Element data from apps and pages
*-*-*

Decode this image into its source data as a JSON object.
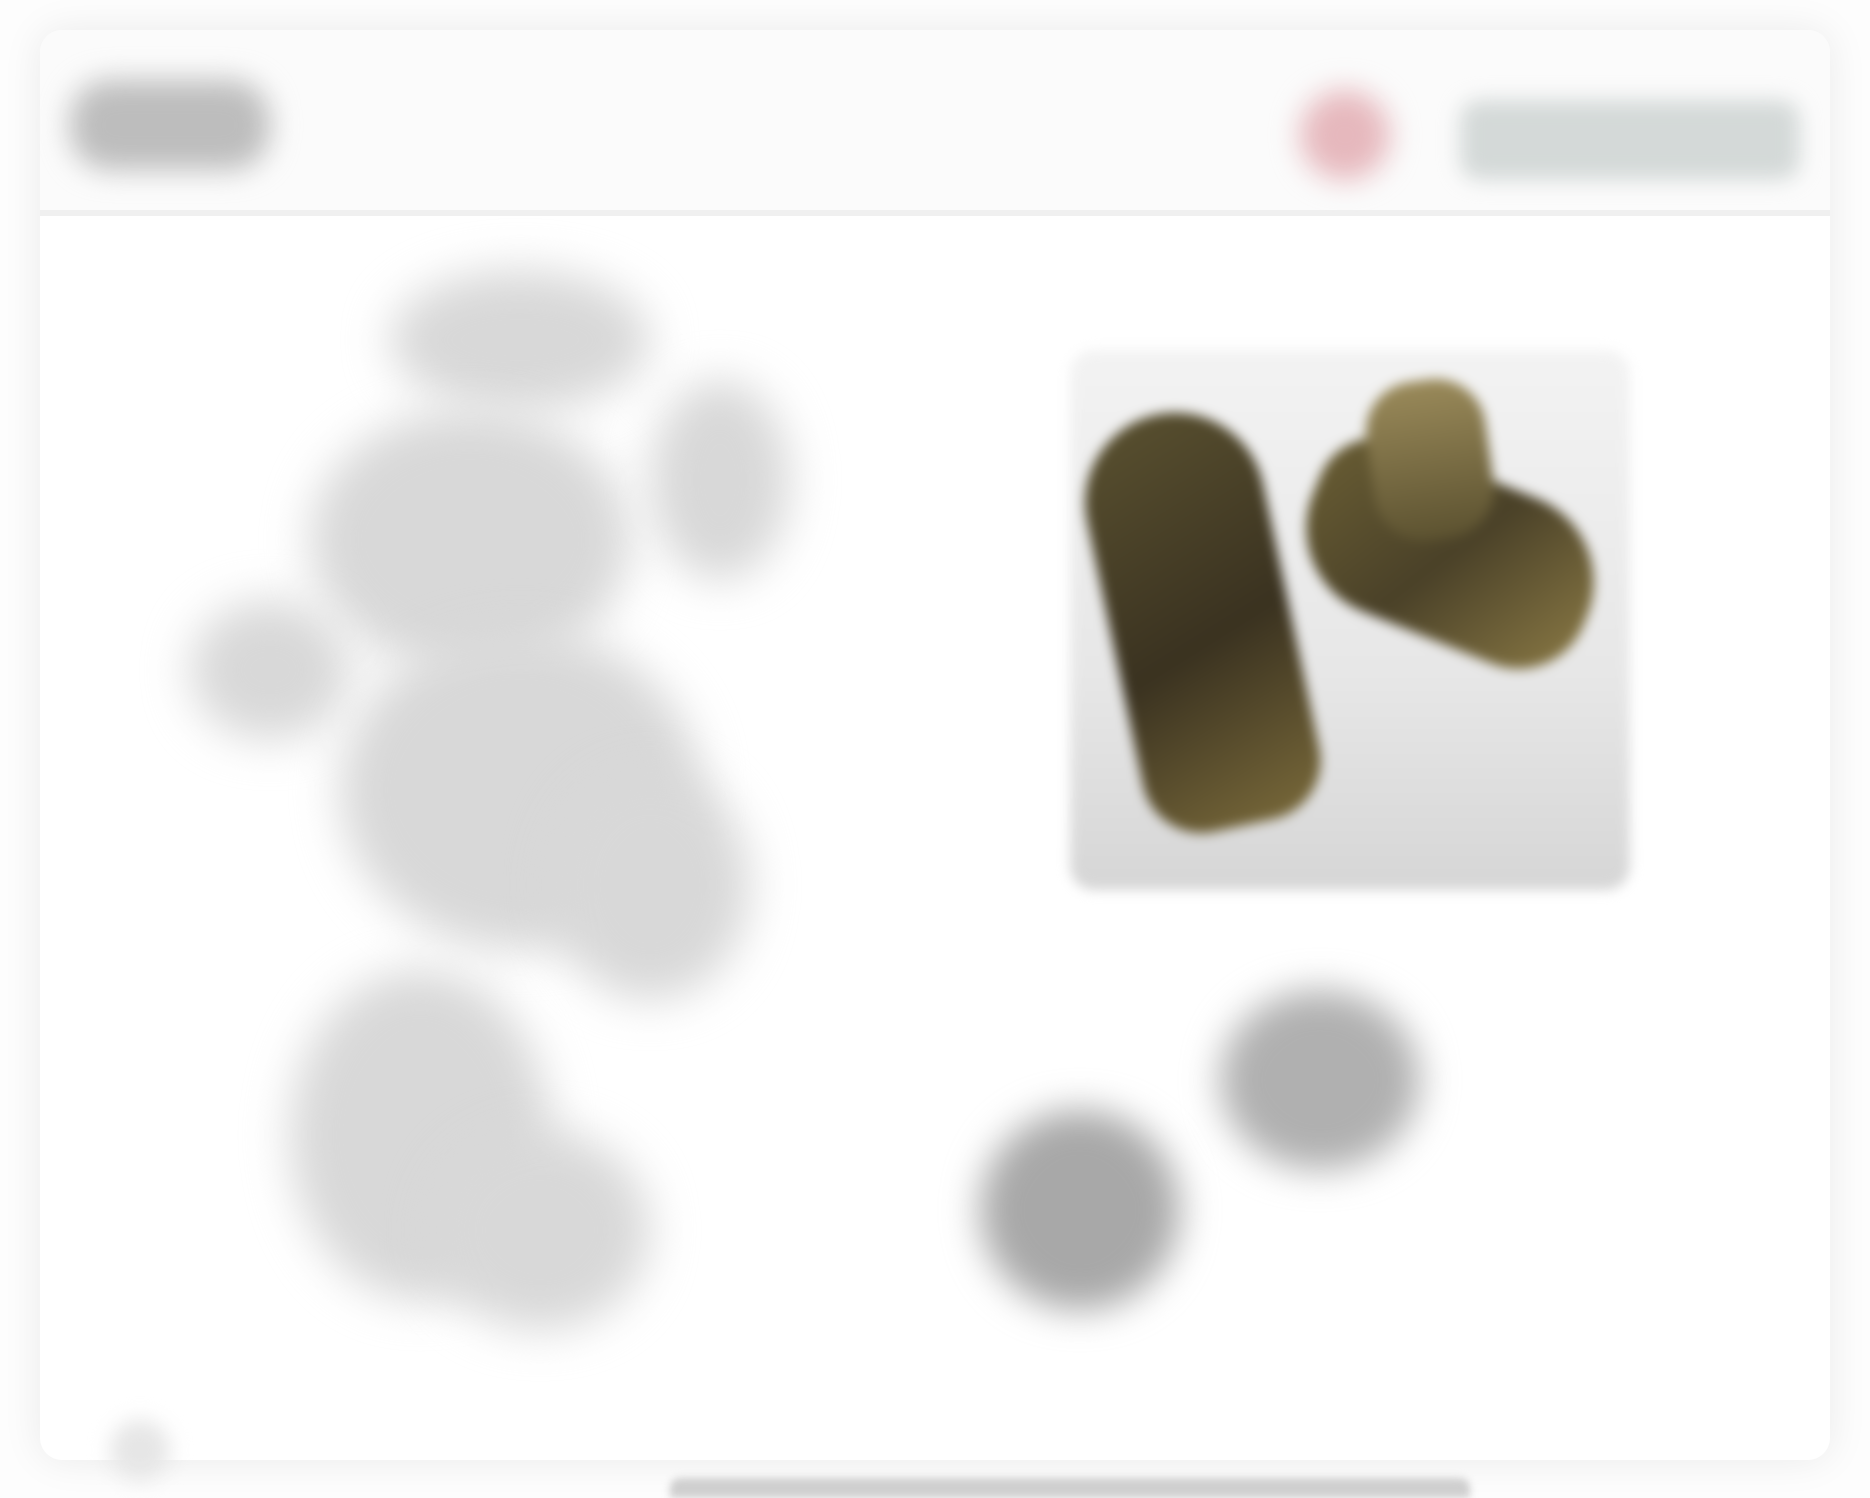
{
  "toolbar": {
    "logo_icon": "logo-icon",
    "status_icon": "status-dot-icon",
    "action_label": ""
  },
  "canvas": {
    "sketch_label": "",
    "photo_alt": ""
  },
  "colors": {
    "status": "#e6b8bd",
    "action_bar": "#d4d9d8",
    "boot_dark": "#3a3220",
    "boot_light": "#8b7a45"
  }
}
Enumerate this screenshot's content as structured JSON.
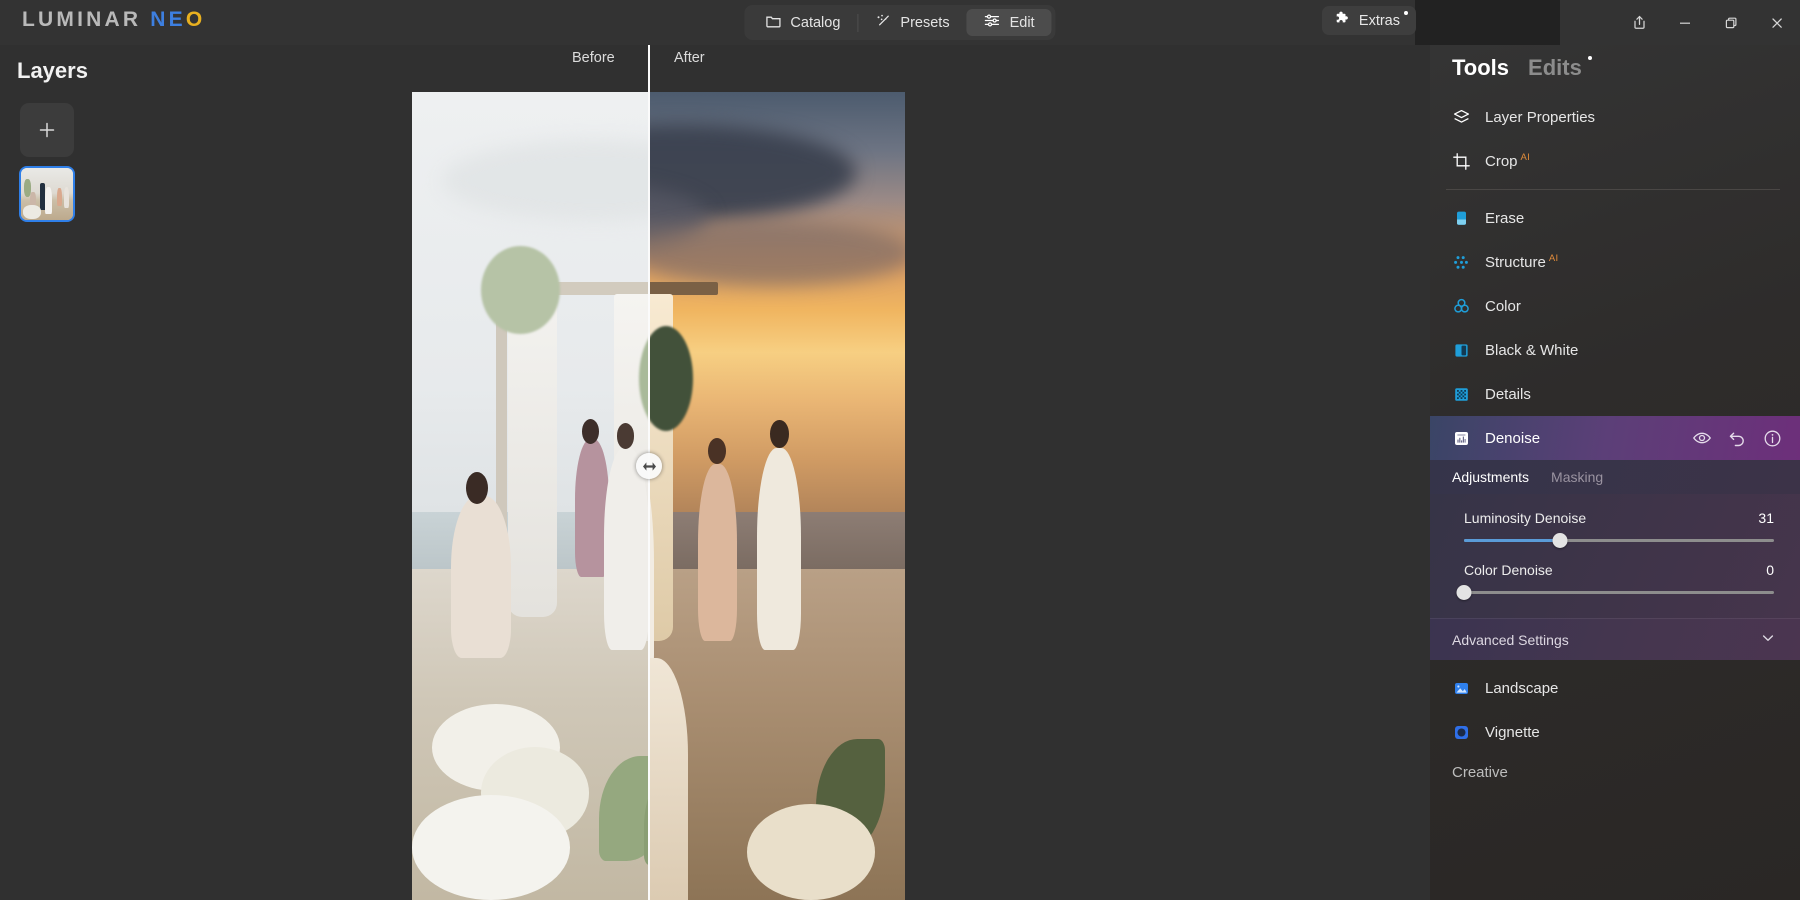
{
  "app": {
    "logo_part1": "LUMINAR",
    "logo_part2_blue": "NE",
    "logo_part2_yellow": "O"
  },
  "titlebar": {
    "nav": [
      {
        "label": "Catalog",
        "icon": "folder-icon",
        "active": false
      },
      {
        "label": "Presets",
        "icon": "magic-wand-icon",
        "active": false
      },
      {
        "label": "Edit",
        "icon": "sliders-icon",
        "active": true
      }
    ],
    "extras": {
      "label": "Extras",
      "icon": "puzzle-icon",
      "badge": true
    },
    "window_controls": [
      {
        "name": "share-button",
        "glyph": "share-icon"
      },
      {
        "name": "minimize-button",
        "glyph": "minimize-icon"
      },
      {
        "name": "maximize-button",
        "glyph": "maximize-icon"
      },
      {
        "name": "close-button",
        "glyph": "close-icon"
      }
    ]
  },
  "layers": {
    "title": "Layers",
    "add_button_label": "+",
    "items": [
      {
        "name": "wedding-photo-layer",
        "selected": true
      }
    ]
  },
  "canvas": {
    "before_label": "Before",
    "after_label": "After",
    "compare_handle": "before-after-slider-handle"
  },
  "tools": {
    "tabs": [
      {
        "label": "Tools",
        "active": true,
        "badge": false
      },
      {
        "label": "Edits",
        "active": false,
        "badge": true
      }
    ],
    "items": [
      {
        "label": "Layer Properties",
        "icon": "layers-icon",
        "ai": false,
        "color": "#ffffff",
        "active": false
      },
      {
        "label": "Crop",
        "icon": "crop-icon",
        "ai": true,
        "color": "#ffffff",
        "active": false
      },
      {
        "label": "Erase",
        "icon": "eraser-icon",
        "ai": false,
        "color": "#1f9ed9",
        "active": false
      },
      {
        "label": "Structure",
        "icon": "structure-dots-icon",
        "ai": true,
        "color": "#1f9ed9",
        "active": false
      },
      {
        "label": "Color",
        "icon": "color-wheel-icon",
        "ai": false,
        "color": "#1f9ed9",
        "active": false
      },
      {
        "label": "Black & White",
        "icon": "black-white-icon",
        "ai": false,
        "color": "#1f9ed9",
        "active": false
      },
      {
        "label": "Details",
        "icon": "details-grid-icon",
        "ai": false,
        "color": "#1f9ed9",
        "active": false
      },
      {
        "label": "Denoise",
        "icon": "denoise-icon",
        "ai": false,
        "color": "#ffffff",
        "active": true
      }
    ],
    "ai_badge_text": "AI",
    "denoise_row_actions": [
      {
        "name": "visibility-toggle-icon",
        "glyph": "eye-icon"
      },
      {
        "name": "reset-icon",
        "glyph": "undo-arrow-icon"
      },
      {
        "name": "info-icon",
        "glyph": "info-circle-icon"
      }
    ],
    "denoise_panel": {
      "subtabs": [
        {
          "label": "Adjustments",
          "active": true
        },
        {
          "label": "Masking",
          "active": false
        }
      ],
      "sliders": [
        {
          "label": "Luminosity Denoise",
          "value": 31,
          "min": 0,
          "max": 100,
          "percent": 31
        },
        {
          "label": "Color Denoise",
          "value": 0,
          "min": 0,
          "max": 100,
          "percent": 0
        }
      ],
      "advanced_settings_label": "Advanced Settings",
      "advanced_settings_expanded": false
    },
    "bottom_items": [
      {
        "label": "Landscape",
        "icon": "landscape-image-icon",
        "color": "#2f80ed"
      },
      {
        "label": "Vignette",
        "icon": "vignette-icon",
        "color": "#2f6fe8"
      }
    ],
    "section_label_partial": "Creative"
  },
  "colors": {
    "accent_blue": "#1f9ed9",
    "slider_fill": "#5a9bd8",
    "active_gradient_start": "#3a4566",
    "active_gradient_end": "#6d2f7a",
    "ai_badge": "#e08b3a",
    "panel_bg": "#303030",
    "titlebar_bg": "#333333"
  }
}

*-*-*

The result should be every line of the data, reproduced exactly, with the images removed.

Decode this image into its source data as a JSON object.
{
  "toolbar": {
    "logo_icon": "logo-icon",
    "status_icon": "status-dot-icon",
    "action_label": ""
  },
  "canvas": {
    "sketch_label": "",
    "photo_alt": ""
  },
  "colors": {
    "status": "#e6b8bd",
    "action_bar": "#d4d9d8",
    "boot_dark": "#3a3220",
    "boot_light": "#8b7a45"
  }
}
Enumerate this screenshot's content as structured JSON.
{
  "app": {
    "logo_part1": "LUMINAR",
    "logo_part2_blue": "NE",
    "logo_part2_yellow": "O"
  },
  "titlebar": {
    "nav": [
      {
        "label": "Catalog",
        "icon": "folder-icon",
        "active": false
      },
      {
        "label": "Presets",
        "icon": "magic-wand-icon",
        "active": false
      },
      {
        "label": "Edit",
        "icon": "sliders-icon",
        "active": true
      }
    ],
    "extras": {
      "label": "Extras",
      "icon": "puzzle-icon",
      "badge": true
    },
    "window_controls": [
      {
        "name": "share-button",
        "glyph": "share-icon"
      },
      {
        "name": "minimize-button",
        "glyph": "minimize-icon"
      },
      {
        "name": "maximize-button",
        "glyph": "maximize-icon"
      },
      {
        "name": "close-button",
        "glyph": "close-icon"
      }
    ]
  },
  "layers": {
    "title": "Layers",
    "add_button_label": "+",
    "items": [
      {
        "name": "wedding-photo-layer",
        "selected": true
      }
    ]
  },
  "canvas": {
    "before_label": "Before",
    "after_label": "After",
    "compare_handle": "before-after-slider-handle"
  },
  "tools": {
    "tabs": [
      {
        "label": "Tools",
        "active": true,
        "badge": false
      },
      {
        "label": "Edits",
        "active": false,
        "badge": true
      }
    ],
    "items": [
      {
        "label": "Layer Properties",
        "icon": "layers-icon",
        "ai": false,
        "color": "#ffffff",
        "active": false
      },
      {
        "label": "Crop",
        "icon": "crop-icon",
        "ai": true,
        "color": "#ffffff",
        "active": false
      },
      {
        "label": "Erase",
        "icon": "eraser-icon",
        "ai": false,
        "color": "#1f9ed9",
        "active": false
      },
      {
        "label": "Structure",
        "icon": "structure-dots-icon",
        "ai": true,
        "color": "#1f9ed9",
        "active": false
      },
      {
        "label": "Color",
        "icon": "color-wheel-icon",
        "ai": false,
        "color": "#1f9ed9",
        "active": false
      },
      {
        "label": "Black & White",
        "icon": "black-white-icon",
        "ai": false,
        "color": "#1f9ed9",
        "active": false
      },
      {
        "label": "Details",
        "icon": "details-grid-icon",
        "ai": false,
        "color": "#1f9ed9",
        "active": false
      },
      {
        "label": "Denoise",
        "icon": "denoise-icon",
        "ai": false,
        "color": "#ffffff",
        "active": true
      }
    ],
    "ai_badge_text": "AI",
    "denoise_row_actions": [
      {
        "name": "visibility-toggle-icon",
        "glyph": "eye-icon"
      },
      {
        "name": "reset-icon",
        "glyph": "undo-arrow-icon"
      },
      {
        "name": "info-icon",
        "glyph": "info-circle-icon"
      }
    ],
    "denoise_panel": {
      "subtabs": [
        {
          "label": "Adjustments",
          "active": true
        },
        {
          "label": "Masking",
          "active": false
        }
      ],
      "sliders": [
        {
          "label": "Luminosity Denoise",
          "value": 31,
          "min": 0,
          "max": 100,
          "percent": 31
        },
        {
          "label": "Color Denoise",
          "value": 0,
          "min": 0,
          "max": 100,
          "percent": 0
        }
      ],
      "advanced_settings_label": "Advanced Settings",
      "advanced_settings_expanded": false
    },
    "bottom_items": [
      {
        "label": "Landscape",
        "icon": "landscape-image-icon",
        "color": "#2f80ed"
      },
      {
        "label": "Vignette",
        "icon": "vignette-icon",
        "color": "#2f6fe8"
      }
    ],
    "section_label_partial": "Creative"
  },
  "colors": {
    "accent_blue": "#1f9ed9",
    "slider_fill": "#5a9bd8",
    "active_gradient_start": "#3a4566",
    "active_gradient_end": "#6d2f7a",
    "ai_badge": "#e08b3a",
    "panel_bg": "#303030",
    "titlebar_bg": "#333333"
  }
}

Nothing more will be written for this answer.